Background:  The use of Kjelland's forceps is now uncommon, and published maternal and neonatal outcome data are from deliveries conducted more than a decade ago. The role of Kjelland's rotational delivery in the ‘modern era’ of high caesarean section rates is unclear.

Aims:  To compare the results of attempted Kjelland's forceps rotational delivery with other methods of instrumental delivery in a tertiary hospital.

Methods:  Retrospective review of all instrumental deliveries for singleton pregnancies 34 or more weeks gestation in a four-year birth cohort, with reference to adverse maternal and neonatal outcomes.

Results:  The outcomes of 1067 attempted instrumental deliveries were analysed. Kjelland's forceps were successful in 95% of attempts. Kjelland's forceps deliveries had a rate of adverse maternal outcomes indistinguishable from non-rotational ventouse, and lower than all other forms of instrumental delivery. Kjelland's forceps also had a lower rate of adverse neonatal outcomes than all other forms of instrumental delivery.

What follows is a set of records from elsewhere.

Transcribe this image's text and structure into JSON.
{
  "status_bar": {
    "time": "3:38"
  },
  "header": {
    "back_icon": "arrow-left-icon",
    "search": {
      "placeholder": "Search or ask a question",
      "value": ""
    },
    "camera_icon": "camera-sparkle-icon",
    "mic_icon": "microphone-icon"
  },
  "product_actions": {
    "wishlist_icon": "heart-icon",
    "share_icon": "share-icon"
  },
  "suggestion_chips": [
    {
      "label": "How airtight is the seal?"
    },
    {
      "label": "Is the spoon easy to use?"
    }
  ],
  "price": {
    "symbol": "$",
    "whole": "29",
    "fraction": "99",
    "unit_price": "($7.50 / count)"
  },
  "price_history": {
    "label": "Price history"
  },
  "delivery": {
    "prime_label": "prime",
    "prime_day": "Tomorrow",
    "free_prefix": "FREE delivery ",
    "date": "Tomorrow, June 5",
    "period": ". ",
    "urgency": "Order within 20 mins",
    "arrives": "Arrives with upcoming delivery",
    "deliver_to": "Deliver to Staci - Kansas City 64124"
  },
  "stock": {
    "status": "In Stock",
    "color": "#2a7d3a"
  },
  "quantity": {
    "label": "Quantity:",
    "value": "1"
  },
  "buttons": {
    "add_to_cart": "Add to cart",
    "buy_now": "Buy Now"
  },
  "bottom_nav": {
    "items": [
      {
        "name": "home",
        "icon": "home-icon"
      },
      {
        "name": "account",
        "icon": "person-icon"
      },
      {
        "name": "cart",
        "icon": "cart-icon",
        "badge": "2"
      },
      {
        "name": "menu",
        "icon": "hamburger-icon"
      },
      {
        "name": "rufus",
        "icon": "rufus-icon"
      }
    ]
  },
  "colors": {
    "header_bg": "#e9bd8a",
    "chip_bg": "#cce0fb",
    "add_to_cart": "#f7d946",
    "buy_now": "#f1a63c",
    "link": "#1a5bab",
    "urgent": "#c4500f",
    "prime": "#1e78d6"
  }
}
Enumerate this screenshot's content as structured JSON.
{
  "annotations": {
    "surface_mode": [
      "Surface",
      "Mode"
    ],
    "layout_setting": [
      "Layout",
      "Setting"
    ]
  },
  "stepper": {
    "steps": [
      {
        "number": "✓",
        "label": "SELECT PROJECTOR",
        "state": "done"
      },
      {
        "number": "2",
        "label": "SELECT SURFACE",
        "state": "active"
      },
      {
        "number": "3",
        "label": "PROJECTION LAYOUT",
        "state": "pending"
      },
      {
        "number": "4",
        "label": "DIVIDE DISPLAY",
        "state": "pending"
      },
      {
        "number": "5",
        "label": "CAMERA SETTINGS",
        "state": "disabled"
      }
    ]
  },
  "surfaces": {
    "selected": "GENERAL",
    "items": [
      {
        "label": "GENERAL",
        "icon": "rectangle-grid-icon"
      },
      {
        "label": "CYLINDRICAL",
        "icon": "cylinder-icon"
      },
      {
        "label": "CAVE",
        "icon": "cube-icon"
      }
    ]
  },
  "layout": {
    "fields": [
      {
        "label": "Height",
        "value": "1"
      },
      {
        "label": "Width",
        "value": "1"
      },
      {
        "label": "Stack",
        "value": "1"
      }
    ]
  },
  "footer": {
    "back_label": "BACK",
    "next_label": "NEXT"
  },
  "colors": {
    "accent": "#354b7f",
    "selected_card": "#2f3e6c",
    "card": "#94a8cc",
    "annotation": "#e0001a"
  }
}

Conclusions:  Prudent use of Kjelland's forceps by experienced operators is associated with a very low rate of adverse maternal and neonatal outcomes. Training in this important obstetric skill should be reconsidered urgently, before it is lost forever.